Vitamin B12 is important for maintaining a healthy immune system and metabolism. However, as we age, our ability to absorb B12 decreases and fatigue is one of the apparent signs of B12 deficiency.
Lifestyle and habits
Some lifestyle habits pave the way for fatigue. It can be because of an unhealthy lifestyle such as bad eating habits, not getting enough sleep, more caffeine intake, consumption of alcohol, too much stress etc.
Home remedies for fatigue
If you are experiencing fatigue but aren’t sure if it warrants a trip to the doctor just yet, we recommend trying to make a few changes at home to see if they help. Those include:
- Take regular breaks during the day. This can help you refocus.
- Replacing tedious tasks with more active ones. This can improve your physical activity.
- Try to be more physically active. Lack of activity can sometimes be the cause of fatigue. Making a point to get the minimum physical exercise a week may help.
- Make time for what you enjoy. A hobby or other activity you enjoy may alleviate fatigue caused by stress and boredom.
When to check with a doctor about being drained all the time?
A few lifestyle changes might reduce fatigue, but when you are suffering from an underlying health condition, it is unlikely to help much. In such situations, only a medical professional can give the right directions.

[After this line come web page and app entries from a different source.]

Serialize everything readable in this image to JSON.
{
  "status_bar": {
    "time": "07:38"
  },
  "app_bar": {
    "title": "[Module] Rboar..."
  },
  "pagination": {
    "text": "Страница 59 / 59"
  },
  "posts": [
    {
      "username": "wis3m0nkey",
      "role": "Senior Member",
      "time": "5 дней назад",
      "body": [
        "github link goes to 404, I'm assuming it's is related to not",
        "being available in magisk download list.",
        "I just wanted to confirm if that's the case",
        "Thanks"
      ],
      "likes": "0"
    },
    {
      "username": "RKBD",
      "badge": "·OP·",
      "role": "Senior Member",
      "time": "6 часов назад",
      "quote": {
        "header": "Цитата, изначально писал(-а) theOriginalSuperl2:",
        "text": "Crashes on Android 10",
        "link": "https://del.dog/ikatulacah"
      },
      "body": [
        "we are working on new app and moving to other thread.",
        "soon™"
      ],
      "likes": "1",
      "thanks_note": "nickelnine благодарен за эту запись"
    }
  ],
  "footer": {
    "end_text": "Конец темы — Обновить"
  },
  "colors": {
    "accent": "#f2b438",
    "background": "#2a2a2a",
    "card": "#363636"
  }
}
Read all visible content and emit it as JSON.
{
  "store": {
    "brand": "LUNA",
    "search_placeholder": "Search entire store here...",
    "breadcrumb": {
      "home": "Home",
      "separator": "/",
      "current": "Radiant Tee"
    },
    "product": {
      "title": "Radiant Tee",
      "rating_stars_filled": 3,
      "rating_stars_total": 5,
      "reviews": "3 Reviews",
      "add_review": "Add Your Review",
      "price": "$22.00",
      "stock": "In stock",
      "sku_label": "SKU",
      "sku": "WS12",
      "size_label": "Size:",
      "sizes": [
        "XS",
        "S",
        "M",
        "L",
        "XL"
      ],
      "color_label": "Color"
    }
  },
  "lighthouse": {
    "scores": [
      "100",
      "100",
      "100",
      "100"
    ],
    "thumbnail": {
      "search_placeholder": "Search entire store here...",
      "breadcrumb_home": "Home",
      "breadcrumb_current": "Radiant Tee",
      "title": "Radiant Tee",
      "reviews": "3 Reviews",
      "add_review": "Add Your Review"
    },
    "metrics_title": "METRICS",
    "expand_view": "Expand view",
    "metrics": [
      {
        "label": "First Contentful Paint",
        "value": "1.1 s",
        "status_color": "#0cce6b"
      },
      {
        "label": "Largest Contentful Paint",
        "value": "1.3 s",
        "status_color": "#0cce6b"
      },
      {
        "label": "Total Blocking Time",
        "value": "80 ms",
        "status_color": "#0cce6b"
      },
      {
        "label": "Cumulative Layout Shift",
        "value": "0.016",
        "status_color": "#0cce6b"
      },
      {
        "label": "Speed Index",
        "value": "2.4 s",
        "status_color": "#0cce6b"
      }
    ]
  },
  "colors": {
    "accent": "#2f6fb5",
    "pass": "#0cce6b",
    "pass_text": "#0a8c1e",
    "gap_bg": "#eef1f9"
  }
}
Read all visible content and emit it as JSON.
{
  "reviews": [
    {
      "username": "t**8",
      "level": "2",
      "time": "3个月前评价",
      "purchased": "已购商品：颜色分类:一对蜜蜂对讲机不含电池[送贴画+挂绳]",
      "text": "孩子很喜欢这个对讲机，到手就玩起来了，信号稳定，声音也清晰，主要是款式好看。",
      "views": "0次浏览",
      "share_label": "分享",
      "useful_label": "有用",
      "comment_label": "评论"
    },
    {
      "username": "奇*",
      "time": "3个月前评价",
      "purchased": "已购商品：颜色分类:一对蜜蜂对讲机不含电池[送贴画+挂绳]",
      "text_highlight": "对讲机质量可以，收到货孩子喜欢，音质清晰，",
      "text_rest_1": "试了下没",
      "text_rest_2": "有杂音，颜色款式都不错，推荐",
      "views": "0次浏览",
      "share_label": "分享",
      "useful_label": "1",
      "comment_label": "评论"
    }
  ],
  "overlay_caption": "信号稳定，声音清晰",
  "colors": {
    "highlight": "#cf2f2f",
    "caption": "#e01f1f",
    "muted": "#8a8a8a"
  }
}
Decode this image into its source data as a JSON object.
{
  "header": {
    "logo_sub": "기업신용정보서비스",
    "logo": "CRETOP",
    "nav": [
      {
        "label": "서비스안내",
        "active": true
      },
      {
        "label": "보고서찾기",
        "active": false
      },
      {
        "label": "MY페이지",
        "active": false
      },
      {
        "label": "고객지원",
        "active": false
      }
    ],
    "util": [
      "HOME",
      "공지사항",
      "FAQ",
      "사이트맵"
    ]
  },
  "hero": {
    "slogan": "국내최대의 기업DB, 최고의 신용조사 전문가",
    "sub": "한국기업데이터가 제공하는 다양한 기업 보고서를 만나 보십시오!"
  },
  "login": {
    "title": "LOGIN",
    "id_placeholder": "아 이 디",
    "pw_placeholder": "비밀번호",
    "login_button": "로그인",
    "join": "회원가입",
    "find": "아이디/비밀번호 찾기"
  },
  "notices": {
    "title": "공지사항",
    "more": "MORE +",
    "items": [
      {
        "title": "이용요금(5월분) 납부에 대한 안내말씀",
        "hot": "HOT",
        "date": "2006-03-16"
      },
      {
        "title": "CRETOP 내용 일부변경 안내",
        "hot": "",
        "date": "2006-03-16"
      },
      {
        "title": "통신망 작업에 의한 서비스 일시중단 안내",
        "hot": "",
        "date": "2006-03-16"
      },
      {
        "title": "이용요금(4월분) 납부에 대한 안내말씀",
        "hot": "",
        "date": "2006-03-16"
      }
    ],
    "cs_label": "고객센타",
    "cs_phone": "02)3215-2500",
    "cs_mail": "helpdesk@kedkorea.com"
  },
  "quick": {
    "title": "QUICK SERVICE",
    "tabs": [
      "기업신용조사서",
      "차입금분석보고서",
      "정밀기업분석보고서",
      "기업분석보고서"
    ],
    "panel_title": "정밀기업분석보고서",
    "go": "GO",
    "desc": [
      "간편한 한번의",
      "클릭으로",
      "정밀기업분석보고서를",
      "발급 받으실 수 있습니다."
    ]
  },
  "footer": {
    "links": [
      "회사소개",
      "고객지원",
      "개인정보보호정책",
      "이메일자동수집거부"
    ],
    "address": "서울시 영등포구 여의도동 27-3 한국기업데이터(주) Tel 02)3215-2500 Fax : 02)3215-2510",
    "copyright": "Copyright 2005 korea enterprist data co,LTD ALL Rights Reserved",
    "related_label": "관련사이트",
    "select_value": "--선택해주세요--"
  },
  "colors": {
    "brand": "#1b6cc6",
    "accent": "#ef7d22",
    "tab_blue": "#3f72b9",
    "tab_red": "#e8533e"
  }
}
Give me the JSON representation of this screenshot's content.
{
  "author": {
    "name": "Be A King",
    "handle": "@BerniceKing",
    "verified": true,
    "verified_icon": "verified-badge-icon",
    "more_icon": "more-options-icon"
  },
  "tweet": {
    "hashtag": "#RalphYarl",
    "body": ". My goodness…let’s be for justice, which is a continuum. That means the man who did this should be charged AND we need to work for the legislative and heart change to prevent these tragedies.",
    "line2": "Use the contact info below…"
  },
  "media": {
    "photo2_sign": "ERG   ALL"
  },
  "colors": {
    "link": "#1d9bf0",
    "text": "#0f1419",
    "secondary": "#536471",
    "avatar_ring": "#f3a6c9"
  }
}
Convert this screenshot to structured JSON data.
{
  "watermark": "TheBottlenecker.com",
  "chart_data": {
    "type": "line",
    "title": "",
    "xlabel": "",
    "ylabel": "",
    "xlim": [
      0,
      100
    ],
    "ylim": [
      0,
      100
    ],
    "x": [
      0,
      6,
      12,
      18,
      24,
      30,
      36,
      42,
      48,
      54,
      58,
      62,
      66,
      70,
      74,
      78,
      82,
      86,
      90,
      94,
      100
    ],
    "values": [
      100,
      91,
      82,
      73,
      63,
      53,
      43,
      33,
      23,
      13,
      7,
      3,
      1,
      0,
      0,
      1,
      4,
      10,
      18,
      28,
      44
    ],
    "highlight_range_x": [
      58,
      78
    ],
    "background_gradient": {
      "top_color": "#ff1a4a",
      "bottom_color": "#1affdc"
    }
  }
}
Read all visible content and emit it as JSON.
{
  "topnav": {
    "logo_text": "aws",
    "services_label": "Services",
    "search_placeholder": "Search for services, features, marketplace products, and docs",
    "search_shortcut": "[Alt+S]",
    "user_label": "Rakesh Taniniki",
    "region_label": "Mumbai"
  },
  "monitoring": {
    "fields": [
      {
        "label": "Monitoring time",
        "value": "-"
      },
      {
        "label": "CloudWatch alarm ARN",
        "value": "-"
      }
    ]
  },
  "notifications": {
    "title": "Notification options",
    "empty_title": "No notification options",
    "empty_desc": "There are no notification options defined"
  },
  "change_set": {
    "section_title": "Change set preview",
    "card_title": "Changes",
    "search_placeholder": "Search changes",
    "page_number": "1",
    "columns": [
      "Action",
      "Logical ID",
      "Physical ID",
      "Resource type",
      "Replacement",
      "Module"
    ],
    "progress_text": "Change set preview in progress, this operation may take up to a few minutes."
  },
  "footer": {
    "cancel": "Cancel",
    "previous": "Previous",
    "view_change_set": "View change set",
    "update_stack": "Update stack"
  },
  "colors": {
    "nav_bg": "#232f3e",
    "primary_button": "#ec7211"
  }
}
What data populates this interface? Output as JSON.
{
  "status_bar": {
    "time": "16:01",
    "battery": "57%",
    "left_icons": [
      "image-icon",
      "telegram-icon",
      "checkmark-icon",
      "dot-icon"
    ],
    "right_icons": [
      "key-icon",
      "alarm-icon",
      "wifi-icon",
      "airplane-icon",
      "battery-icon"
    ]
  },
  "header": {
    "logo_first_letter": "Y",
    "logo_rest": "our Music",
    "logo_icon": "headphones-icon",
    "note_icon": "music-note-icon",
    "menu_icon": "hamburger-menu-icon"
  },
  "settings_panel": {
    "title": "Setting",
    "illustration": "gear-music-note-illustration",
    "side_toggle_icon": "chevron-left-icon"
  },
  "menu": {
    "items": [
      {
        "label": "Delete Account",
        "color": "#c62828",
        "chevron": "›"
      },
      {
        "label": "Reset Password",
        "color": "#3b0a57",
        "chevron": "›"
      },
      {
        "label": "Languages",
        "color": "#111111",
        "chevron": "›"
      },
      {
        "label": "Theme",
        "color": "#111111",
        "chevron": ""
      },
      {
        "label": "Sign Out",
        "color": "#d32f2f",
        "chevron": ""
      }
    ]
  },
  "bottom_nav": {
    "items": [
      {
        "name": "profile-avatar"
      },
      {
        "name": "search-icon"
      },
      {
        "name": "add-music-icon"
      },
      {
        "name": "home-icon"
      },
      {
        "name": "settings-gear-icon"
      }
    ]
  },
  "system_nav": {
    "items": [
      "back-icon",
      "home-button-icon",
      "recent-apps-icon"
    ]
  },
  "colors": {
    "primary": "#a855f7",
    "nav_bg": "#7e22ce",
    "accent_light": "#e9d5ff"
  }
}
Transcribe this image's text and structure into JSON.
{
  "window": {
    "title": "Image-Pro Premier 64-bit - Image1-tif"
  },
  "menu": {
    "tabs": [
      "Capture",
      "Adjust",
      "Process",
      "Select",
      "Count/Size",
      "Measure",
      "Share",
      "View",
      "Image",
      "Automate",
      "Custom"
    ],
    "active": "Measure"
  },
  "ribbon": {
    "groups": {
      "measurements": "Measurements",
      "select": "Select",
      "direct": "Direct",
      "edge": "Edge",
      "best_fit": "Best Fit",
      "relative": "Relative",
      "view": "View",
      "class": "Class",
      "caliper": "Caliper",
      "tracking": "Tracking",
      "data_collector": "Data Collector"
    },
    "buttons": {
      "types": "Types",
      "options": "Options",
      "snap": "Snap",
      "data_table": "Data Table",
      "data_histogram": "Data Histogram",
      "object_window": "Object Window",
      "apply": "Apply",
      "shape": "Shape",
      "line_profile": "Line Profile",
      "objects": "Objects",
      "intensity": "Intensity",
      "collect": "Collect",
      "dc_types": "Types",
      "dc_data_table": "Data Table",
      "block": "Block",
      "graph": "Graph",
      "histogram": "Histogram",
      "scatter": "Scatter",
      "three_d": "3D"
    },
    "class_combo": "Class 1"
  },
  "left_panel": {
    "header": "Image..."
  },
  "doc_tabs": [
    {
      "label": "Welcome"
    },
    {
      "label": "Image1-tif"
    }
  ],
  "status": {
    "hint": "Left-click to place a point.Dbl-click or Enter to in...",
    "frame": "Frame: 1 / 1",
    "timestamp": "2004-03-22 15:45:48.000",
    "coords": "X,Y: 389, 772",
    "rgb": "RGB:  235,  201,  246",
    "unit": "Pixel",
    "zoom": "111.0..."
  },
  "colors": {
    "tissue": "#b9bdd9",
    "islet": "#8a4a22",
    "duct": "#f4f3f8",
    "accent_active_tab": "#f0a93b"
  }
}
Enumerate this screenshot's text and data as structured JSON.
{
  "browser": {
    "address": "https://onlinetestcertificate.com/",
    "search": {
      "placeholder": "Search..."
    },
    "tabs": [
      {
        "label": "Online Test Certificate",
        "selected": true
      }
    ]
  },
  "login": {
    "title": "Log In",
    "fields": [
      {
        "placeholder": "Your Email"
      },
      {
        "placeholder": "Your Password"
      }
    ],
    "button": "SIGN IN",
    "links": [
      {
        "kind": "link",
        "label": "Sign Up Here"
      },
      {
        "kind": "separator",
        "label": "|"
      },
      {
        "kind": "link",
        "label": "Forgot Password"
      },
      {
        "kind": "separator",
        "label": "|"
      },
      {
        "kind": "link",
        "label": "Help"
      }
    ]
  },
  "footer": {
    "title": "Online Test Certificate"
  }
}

Of course, diagnosing severe fatigue conditions between normal tiredness can be tricky to detect. So, when should a person seek medical help? When fatigue becomes persistent and interferes with a person’s ability to complete daily tasks, perform well at work, or engage in enjoyable activities, it may be time to see a doctor.